■ Requirement ■
Retype every record exactly. Leave the pictures out.

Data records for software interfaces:
□ □ □ □
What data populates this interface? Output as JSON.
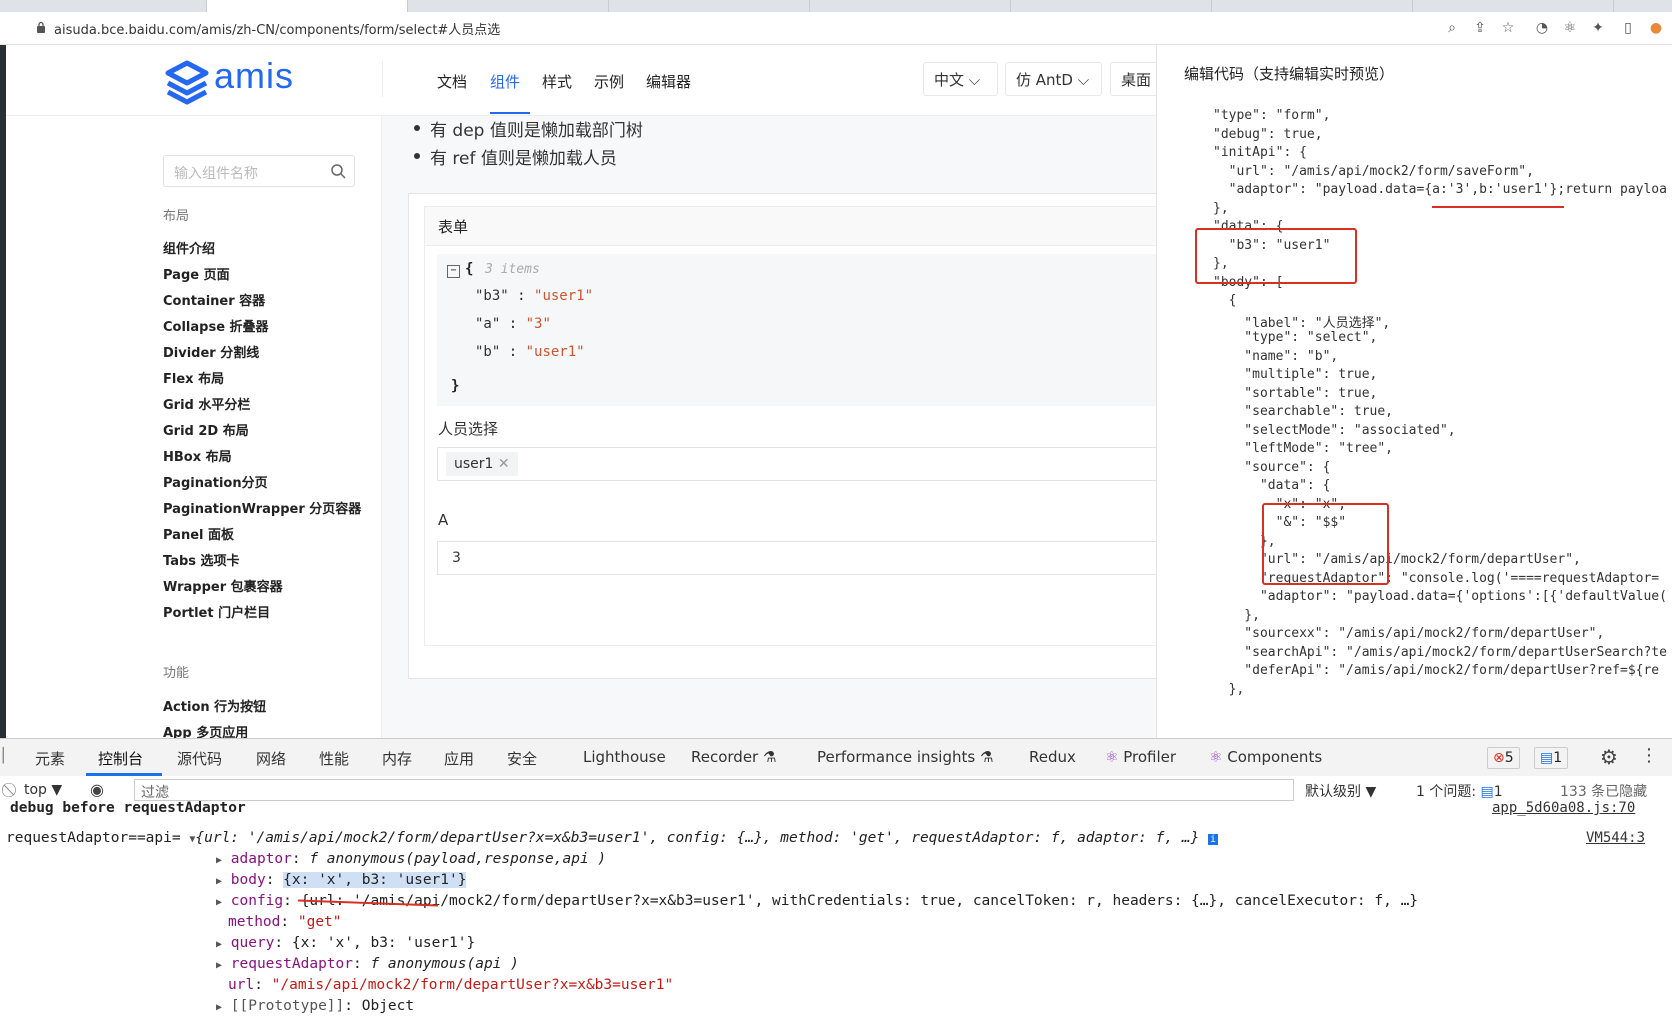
{
  "browser": {
    "url": "aisuda.bce.baidu.com/amis/zh-CN/components/form/select#人员点选"
  },
  "header": {
    "logo_text": "amis",
    "nav": [
      "文档",
      "组件",
      "样式",
      "示例",
      "编辑器"
    ],
    "lang_select": "中文",
    "theme_select": "仿 AntD",
    "desktop_label": "桌面"
  },
  "sidebar": {
    "search_placeholder": "输入组件名称",
    "group_layout": "布局",
    "items": [
      "组件介绍",
      "Page 页面",
      "Container 容器",
      "Collapse 折叠器",
      "Divider 分割线",
      "Flex 布局",
      "Grid 水平分栏",
      "Grid 2D 布局",
      "HBox 布局",
      "Pagination分页",
      "PaginationWrapper 分页容器",
      "Panel 面板",
      "Tabs 选项卡",
      "Wrapper 包裹容器",
      "Portlet 门户栏目"
    ],
    "group_function": "功能",
    "items2": [
      "Action 行为按钮",
      "App 多页应用"
    ]
  },
  "main": {
    "bullets": [
      "有 dep 值则是懒加载部门树",
      "有 ref 值则是懒加载人员"
    ],
    "panel_title": "表单",
    "json_count": "3 items",
    "json_rows": [
      {
        "key": "\"b3\"",
        "value": "\"user1\""
      },
      {
        "key": "\"a\"",
        "value": "\"3\""
      },
      {
        "key": "\"b\"",
        "value": "\"user1\""
      }
    ],
    "field1_label": "人员选择",
    "field1_tag": "user1",
    "field2_label": "A",
    "field2_value": "3"
  },
  "editor": {
    "title": "编辑代码（支持编辑实时预览）",
    "lines": [
      "\"type\": \"form\",",
      "\"debug\": true,",
      "\"initApi\": {",
      "  \"url\": \"/amis/api/mock2/form/saveForm\",",
      "  \"adaptor\": \"payload.data={a:'3',b:'user1'};return payloa",
      "},",
      "\"data\": {",
      "  \"b3\": \"user1\"",
      "},",
      "\"body\": [",
      "  {",
      "    \"label\": \"人员选择\",",
      "    \"type\": \"select\",",
      "    \"name\": \"b\",",
      "    \"multiple\": true,",
      "    \"sortable\": true,",
      "    \"searchable\": true,",
      "    \"selectMode\": \"associated\",",
      "    \"leftMode\": \"tree\",",
      "    \"source\": {",
      "      \"data\": {",
      "        \"x\": \"x\",",
      "        \"&\": \"$$\"",
      "      },",
      "      \"url\": \"/amis/api/mock2/form/departUser\",",
      "      \"requestAdaptor\": \"console.log('====requestAdaptor=",
      "      \"adaptor\": \"payload.data={'options':[{'defaultValue(",
      "    },",
      "    \"sourcexx\": \"/amis/api/mock2/form/departUser\",",
      "    \"searchApi\": \"/amis/api/mock2/form/departUserSearch?te",
      "    \"deferApi\": \"/amis/api/mock2/form/departUser?ref=${re",
      "  },"
    ]
  },
  "devtools": {
    "tabs": [
      "元素",
      "控制台",
      "源代码",
      "网络",
      "性能",
      "内存",
      "应用",
      "安全",
      "Lighthouse",
      "Recorder",
      "Performance insights",
      "Redux",
      "Profiler",
      "Components"
    ],
    "error_count": "5",
    "message_count": "1",
    "context": "top",
    "filter_placeholder": "过滤",
    "level": "默认级别",
    "issues_label": "1 个问题:",
    "issues_count": "1",
    "hidden": "133 条已隐藏"
  },
  "console": {
    "line0": "debug before requestAdaptor",
    "line0_src": "app_5d60a08.js:70",
    "line1_prefix": "requestAdaptor==api=",
    "line1_obj": "{url: '/amis/api/mock2/form/departUser?x=x&b3=user1', config: {…}, method: 'get', requestAdaptor: f, adaptor: f, …}",
    "line1_src": "VM544:3",
    "props": [
      {
        "key": "adaptor",
        "value": "f anonymous(payload,response,api )"
      },
      {
        "key": "body",
        "value": "{x: 'x', b3: 'user1'}"
      },
      {
        "key": "config",
        "value": "{url: '/amis/api/mock2/form/departUser?x=x&b3=user1', withCredentials: true, cancelToken: r, headers: {…}, cancelExecutor: f, …}"
      },
      {
        "key": "method",
        "value": "\"get\""
      },
      {
        "key": "query",
        "value": "{x: 'x', b3: 'user1'}"
      },
      {
        "key": "requestAdaptor",
        "value": "f anonymous(api )"
      },
      {
        "key": "url",
        "value": "\"/amis/api/mock2/form/departUser?x=x&b3=user1\""
      },
      {
        "key": "[[Prototype]]",
        "value": "Object"
      }
    ]
  }
}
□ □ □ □
■ Answer area ■
What data populates this interface? Output as JSON.
{
  "browser": {
    "url": "aisuda.bce.baidu.com/amis/zh-CN/components/form/select#人员点选"
  },
  "header": {
    "logo_text": "amis",
    "nav": [
      "文档",
      "组件",
      "样式",
      "示例",
      "编辑器"
    ],
    "lang_select": "中文",
    "theme_select": "仿 AntD",
    "desktop_label": "桌面"
  },
  "sidebar": {
    "search_placeholder": "输入组件名称",
    "group_layout": "布局",
    "items": [
      "组件介绍",
      "Page 页面",
      "Container 容器",
      "Collapse 折叠器",
      "Divider 分割线",
      "Flex 布局",
      "Grid 水平分栏",
      "Grid 2D 布局",
      "HBox 布局",
      "Pagination分页",
      "PaginationWrapper 分页容器",
      "Panel 面板",
      "Tabs 选项卡",
      "Wrapper 包裹容器",
      "Portlet 门户栏目"
    ],
    "group_function": "功能",
    "items2": [
      "Action 行为按钮",
      "App 多页应用"
    ]
  },
  "main": {
    "bullets": [
      "有 dep 值则是懒加载部门树",
      "有 ref 值则是懒加载人员"
    ],
    "panel_title": "表单",
    "json_count": "3 items",
    "json_rows": [
      {
        "key": "\"b3\"",
        "value": "\"user1\""
      },
      {
        "key": "\"a\"",
        "value": "\"3\""
      },
      {
        "key": "\"b\"",
        "value": "\"user1\""
      }
    ],
    "field1_label": "人员选择",
    "field1_tag": "user1",
    "field2_label": "A",
    "field2_value": "3"
  },
  "editor": {
    "title": "编辑代码（支持编辑实时预览）",
    "lines": [
      "\"type\": \"form\",",
      "\"debug\": true,",
      "\"initApi\": {",
      "  \"url\": \"/amis/api/mock2/form/saveForm\",",
      "  \"adaptor\": \"payload.data={a:'3',b:'user1'};return payloa",
      "},",
      "\"data\": {",
      "  \"b3\": \"user1\"",
      "},",
      "\"body\": [",
      "  {",
      "    \"label\": \"人员选择\",",
      "    \"type\": \"select\",",
      "    \"name\": \"b\",",
      "    \"multiple\": true,",
      "    \"sortable\": true,",
      "    \"searchable\": true,",
      "    \"selectMode\": \"associated\",",
      "    \"leftMode\": \"tree\",",
      "    \"source\": {",
      "      \"data\": {",
      "        \"x\": \"x\",",
      "        \"&\": \"$$\"",
      "      },",
      "      \"url\": \"/amis/api/mock2/form/departUser\",",
      "      \"requestAdaptor\": \"console.log('====requestAdaptor=",
      "      \"adaptor\": \"payload.data={'options':[{'defaultValue(",
      "    },",
      "    \"sourcexx\": \"/amis/api/mock2/form/departUser\",",
      "    \"searchApi\": \"/amis/api/mock2/form/departUserSearch?te",
      "    \"deferApi\": \"/amis/api/mock2/form/departUser?ref=${re",
      "  },"
    ]
  },
  "devtools": {
    "tabs": [
      "元素",
      "控制台",
      "源代码",
      "网络",
      "性能",
      "内存",
      "应用",
      "安全",
      "Lighthouse",
      "Recorder",
      "Performance insights",
      "Redux",
      "Profiler",
      "Components"
    ],
    "error_count": "5",
    "message_count": "1",
    "context": "top",
    "filter_placeholder": "过滤",
    "level": "默认级别",
    "issues_label": "1 个问题:",
    "issues_count": "1",
    "hidden": "133 条已隐藏"
  },
  "console": {
    "line0": "debug before requestAdaptor",
    "line0_src": "app_5d60a08.js:70",
    "line1_prefix": "requestAdaptor==api=",
    "line1_obj": "{url: '/amis/api/mock2/form/departUser?x=x&b3=user1', config: {…}, method: 'get', requestAdaptor: f, adaptor: f, …}",
    "line1_src": "VM544:3",
    "props": [
      {
        "key": "adaptor",
        "value": "f anonymous(payload,response,api )"
      },
      {
        "key": "body",
        "value": "{x: 'x', b3: 'user1'}"
      },
      {
        "key": "config",
        "value": "{url: '/amis/api/mock2/form/departUser?x=x&b3=user1', withCredentials: true, cancelToken: r, headers: {…}, cancelExecutor: f, …}"
      },
      {
        "key": "method",
        "value": "\"get\""
      },
      {
        "key": "query",
        "value": "{x: 'x', b3: 'user1'}"
      },
      {
        "key": "requestAdaptor",
        "value": "f anonymous(api )"
      },
      {
        "key": "url",
        "value": "\"/amis/api/mock2/form/departUser?x=x&b3=user1\""
      },
      {
        "key": "[[Prototype]]",
        "value": "Object"
      }
    ]
  }
}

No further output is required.